Shares in national contracting groups CIMIC and Downer have plummeted more than 20 per cent after the companies reported significant write-downs and higher costs respectively.
Shares in national contracting groups CIMIC Group and Downer have plummeted more than 20 per cent after the companies reported significant write-downs and higher costs respectively.
CIMIC Group announced it had completed a strategic review of its 45 per cent interest in BIC Contracting (BICC), based in the Middle East.
The company reported a one-off post-tax impact of around $1.8 billion in its 2019 financial statements, which also includes an expected cash outlet of around $700 million during 2020.
“CIMIC has committed facilities and cash available to meet all obligations as required,” the company said in ASX announcement.
“Consequently, CIMIC will not declare a final dividend for 2019.”

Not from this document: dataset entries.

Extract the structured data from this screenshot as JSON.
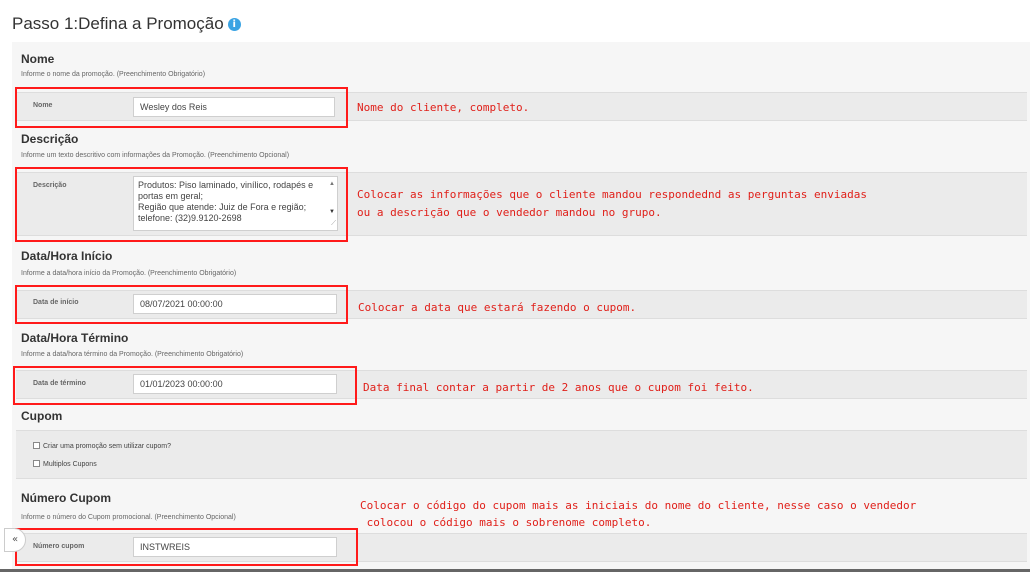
{
  "page": {
    "title": "Passo 1:Defina a Promoção",
    "info_glyph": "i"
  },
  "sections": {
    "nome": {
      "title": "Nome",
      "desc": "Informe o nome da promoção. (Preenchimento Obrigatório)",
      "label": "Nome",
      "value": "Wesley dos Reis",
      "note": "Nome do cliente, completo."
    },
    "descricao": {
      "title": "Descrição",
      "desc": "Informe um texto descritivo com informações da Promoção. (Preenchimento Opcional)",
      "label": "Descrição",
      "lines": [
        "Produtos: Piso laminado, vinílico, rodapés e",
        "portas em geral;",
        "Região que atende: Juiz de Fora e região;",
        "telefone: (32)9.9120-2698"
      ],
      "note_lines": [
        "Colocar as informações que o cliente mandou respondednd as perguntas enviadas",
        "ou a descrição que o vendedor mandou no grupo."
      ]
    },
    "inicio": {
      "title": "Data/Hora Início",
      "desc": "Informe a data/hora início da Promoção. (Preenchimento Obrigatório)",
      "label": "Data de início",
      "value": "08/07/2021 00:00:00",
      "note": "Colocar a data que estará fazendo o cupom."
    },
    "termino": {
      "title": "Data/Hora Término",
      "desc": "Informe a data/hora término da Promoção. (Preenchimento Obrigatório)",
      "label": "Data de término",
      "value": "01/01/2023 00:00:00",
      "note": "Data final contar a partir de 2 anos que o cupom foi feito."
    },
    "cupom": {
      "title": "Cupom",
      "checkbox1": "Criar uma promoção sem utilizar cupom?",
      "checkbox2": "Multiplos Cupons"
    },
    "numero_cupom": {
      "title": "Número Cupom",
      "desc": "Informe o número do Cupom promocional. (Preenchimento Opcional)",
      "label": "Número cupom",
      "value": "INSTWREIS",
      "note_lines": [
        "Colocar o código do cupom mais as iniciais do nome do cliente, nesse caso o vendedor",
        " colocou o código mais o sobrenome completo."
      ]
    }
  },
  "ui": {
    "collapse_glyph": "«"
  },
  "colors": {
    "annotation": "#ff1a1a",
    "info": "#3aa3e3"
  }
}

Shares in CIMIC had fallen by 20.13 per cent, as at 2:50pm AEDT, to trade at $27.94.
Following the evaluation, CIMIC plans to sell its BICC division and maintain a focus on its core markets in Australia, New Zealand and Asia Pacific.
Excluding the BICC impact, CIMIC said it expected a net profit in line with guidance of around $800 million for 2019.
It said financial results would be announced in February.
Meanwhile, Downer has cut its profit guidance for the 2020 financial year by $300 million, citing an underperformance in and lower revenue from its engineering, construction and maintenance (ECM) division.
Downer said as it progressed to complete a number of "loss-making" construction contracts within the ECM division, costs incurred during December and January had exceeded the company’s estimates by $43 million.
Downer chief executive Grant Fenn said the company was disappointed with the deterioration of the projects at such a late stage in their delivery.
“We do not expect any further increase in costs above our revised estimate,” he said.
Further, the company has reported a $300 million decrease in forecast revenue and a $20 million decrease in forecast earnings from its ECM division for the remainder of FY20.
Downer attributed the loss to delays in project awards in the resources-based construction market and to grid and connection issues in the renewables sector.
The company will reposition its ECM construction effort to more competitive markets and projects with long-term, serviced based contracts – a restructure that Downer said would cost an unbudgeted $10 million.
Shares in the company were down 21.43 per cent at 2:55pm to trade at $6.88, despite announcing a significant contract award from Brisbane-based Stanwell Corporation.
Under the five-year, $600 million contract, Downer will provide mining services at the Meandu coal mine in Queensland.
The contract is an extension of Downer’s current operations at the mine, which commenced in 2013 and was due to expire on June 30 this year.
Downer’s Queensland operations also include the Blackwater, Commodore and Goonyella mines.